University of Washington


Title: Sensorimotor control in walking fruit flies and snow flies


Abstract: In Part I of my talk, I will present evidence that sensory
signals in the axons of Drosophila leg proprioceptors are predictively
suppressed during walking. Suppressing expected proprioceptive
feedback caused by self-generated movement increases sensitivity to
unexpected external perturbations. In Part II, I will discuss extreme
cold tolerance in the snow fly (Chionea), a native of the Pacific
Northwest (USA). I will present evidence that snow flies can sustain
coordinated walking behavior at internal temperatures of -10° C.

About Neuroscience Seminars

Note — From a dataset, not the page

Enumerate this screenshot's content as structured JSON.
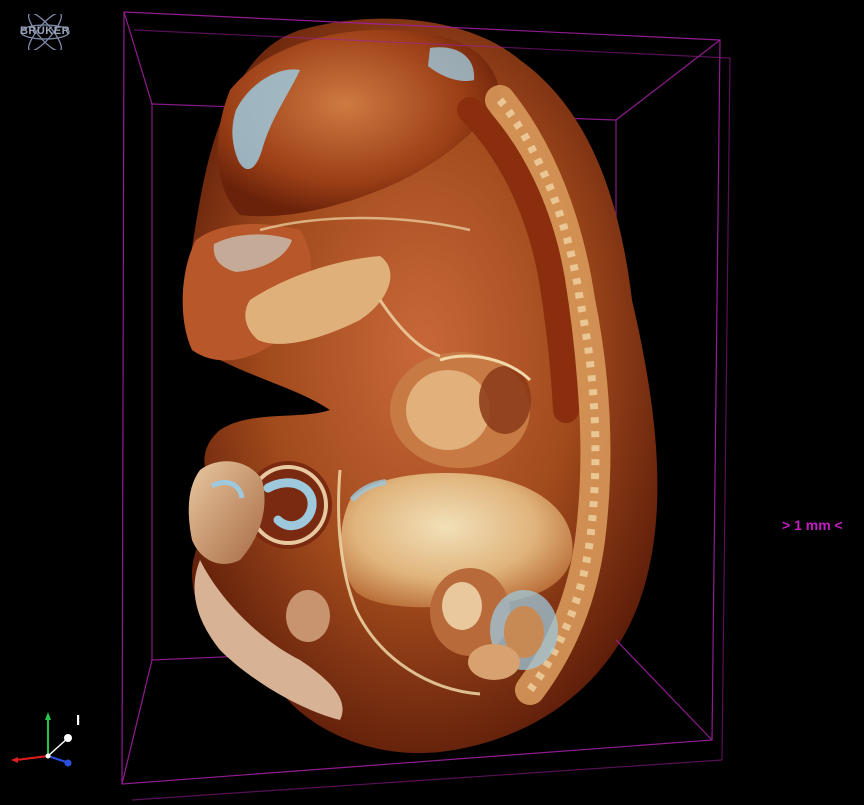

Neuroscience seminars at the QBI play a major role in the advancement of neuroscience in the Asia-Pacific region. The primary goal of these seminars is to promote excellence in neuroscience through the exchange of ideas, establishing new collaborations and augmenting partnerships already in place.

Seminars in the QBI Auditorium on Level 7 are held on Wednesdays at 12-1pm, which are sometimes simulcast on Zoom (with approval from the speaker). We also occassionally hold seminars from international speakers via Zoom. The days and times of these seminars will vary depending on the time zone of the speaker. Please see each seminar listed below for details. 


Neuroscience Seminars archive 2005-2018